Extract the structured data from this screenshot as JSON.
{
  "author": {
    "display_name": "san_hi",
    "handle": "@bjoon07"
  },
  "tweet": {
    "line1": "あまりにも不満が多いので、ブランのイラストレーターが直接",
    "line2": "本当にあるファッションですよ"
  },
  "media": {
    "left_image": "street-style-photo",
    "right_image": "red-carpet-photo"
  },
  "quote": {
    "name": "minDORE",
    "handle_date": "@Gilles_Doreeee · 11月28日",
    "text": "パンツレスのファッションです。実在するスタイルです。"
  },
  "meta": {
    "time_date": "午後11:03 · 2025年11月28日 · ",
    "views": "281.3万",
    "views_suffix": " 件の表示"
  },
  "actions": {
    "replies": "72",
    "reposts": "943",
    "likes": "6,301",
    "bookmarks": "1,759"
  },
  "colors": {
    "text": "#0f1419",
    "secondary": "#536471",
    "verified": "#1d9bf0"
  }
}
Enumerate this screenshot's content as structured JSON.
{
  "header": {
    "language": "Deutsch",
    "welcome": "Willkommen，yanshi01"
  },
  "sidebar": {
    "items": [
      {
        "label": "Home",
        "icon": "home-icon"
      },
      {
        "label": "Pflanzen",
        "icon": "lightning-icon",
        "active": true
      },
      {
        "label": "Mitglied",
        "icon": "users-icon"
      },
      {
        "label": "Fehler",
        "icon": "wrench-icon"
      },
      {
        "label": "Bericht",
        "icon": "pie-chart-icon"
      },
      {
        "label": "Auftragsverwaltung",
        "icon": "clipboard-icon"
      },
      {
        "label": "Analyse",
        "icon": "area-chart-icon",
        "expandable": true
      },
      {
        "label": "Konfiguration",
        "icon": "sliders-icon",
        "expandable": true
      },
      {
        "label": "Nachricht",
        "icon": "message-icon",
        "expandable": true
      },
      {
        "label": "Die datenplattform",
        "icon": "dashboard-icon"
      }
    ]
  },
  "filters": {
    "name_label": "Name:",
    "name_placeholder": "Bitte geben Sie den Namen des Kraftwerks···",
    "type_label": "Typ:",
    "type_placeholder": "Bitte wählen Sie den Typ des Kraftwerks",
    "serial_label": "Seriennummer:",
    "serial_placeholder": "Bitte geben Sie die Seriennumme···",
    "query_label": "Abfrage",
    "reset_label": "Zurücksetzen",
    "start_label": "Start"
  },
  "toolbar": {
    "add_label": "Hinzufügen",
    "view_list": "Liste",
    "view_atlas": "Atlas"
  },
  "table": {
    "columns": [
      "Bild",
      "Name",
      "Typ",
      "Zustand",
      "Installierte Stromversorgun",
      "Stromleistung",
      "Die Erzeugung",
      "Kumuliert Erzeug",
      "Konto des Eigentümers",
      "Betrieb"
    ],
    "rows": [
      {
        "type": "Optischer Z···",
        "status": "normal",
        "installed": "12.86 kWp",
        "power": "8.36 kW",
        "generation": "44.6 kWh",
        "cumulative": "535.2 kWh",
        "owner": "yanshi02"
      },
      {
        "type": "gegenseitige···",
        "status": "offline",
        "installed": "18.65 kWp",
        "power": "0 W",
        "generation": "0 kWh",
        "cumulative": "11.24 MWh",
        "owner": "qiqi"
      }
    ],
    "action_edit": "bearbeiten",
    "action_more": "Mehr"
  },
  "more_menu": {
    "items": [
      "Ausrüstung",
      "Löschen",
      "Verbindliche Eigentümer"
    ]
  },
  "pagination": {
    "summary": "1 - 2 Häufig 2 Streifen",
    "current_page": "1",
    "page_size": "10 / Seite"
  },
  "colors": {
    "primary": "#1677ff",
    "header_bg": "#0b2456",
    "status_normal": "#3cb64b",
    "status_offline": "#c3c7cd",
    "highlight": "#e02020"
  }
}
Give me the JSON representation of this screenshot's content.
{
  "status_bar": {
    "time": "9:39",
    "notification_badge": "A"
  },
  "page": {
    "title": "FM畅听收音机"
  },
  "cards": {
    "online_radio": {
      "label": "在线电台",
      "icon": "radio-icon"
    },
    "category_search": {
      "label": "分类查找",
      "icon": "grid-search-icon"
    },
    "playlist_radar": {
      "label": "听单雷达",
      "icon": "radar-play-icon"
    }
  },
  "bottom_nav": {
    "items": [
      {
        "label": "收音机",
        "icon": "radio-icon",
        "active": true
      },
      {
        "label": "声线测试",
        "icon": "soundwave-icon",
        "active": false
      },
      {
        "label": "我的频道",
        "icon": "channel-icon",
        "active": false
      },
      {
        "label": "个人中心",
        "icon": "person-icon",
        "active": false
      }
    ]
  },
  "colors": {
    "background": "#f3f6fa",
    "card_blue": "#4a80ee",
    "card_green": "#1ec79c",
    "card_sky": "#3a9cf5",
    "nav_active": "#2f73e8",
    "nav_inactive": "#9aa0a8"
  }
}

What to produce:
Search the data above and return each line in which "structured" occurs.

Expected output:
Extract the structured data from this screenshot as JSON.
Enumerate this screenshot's content as structured JSON.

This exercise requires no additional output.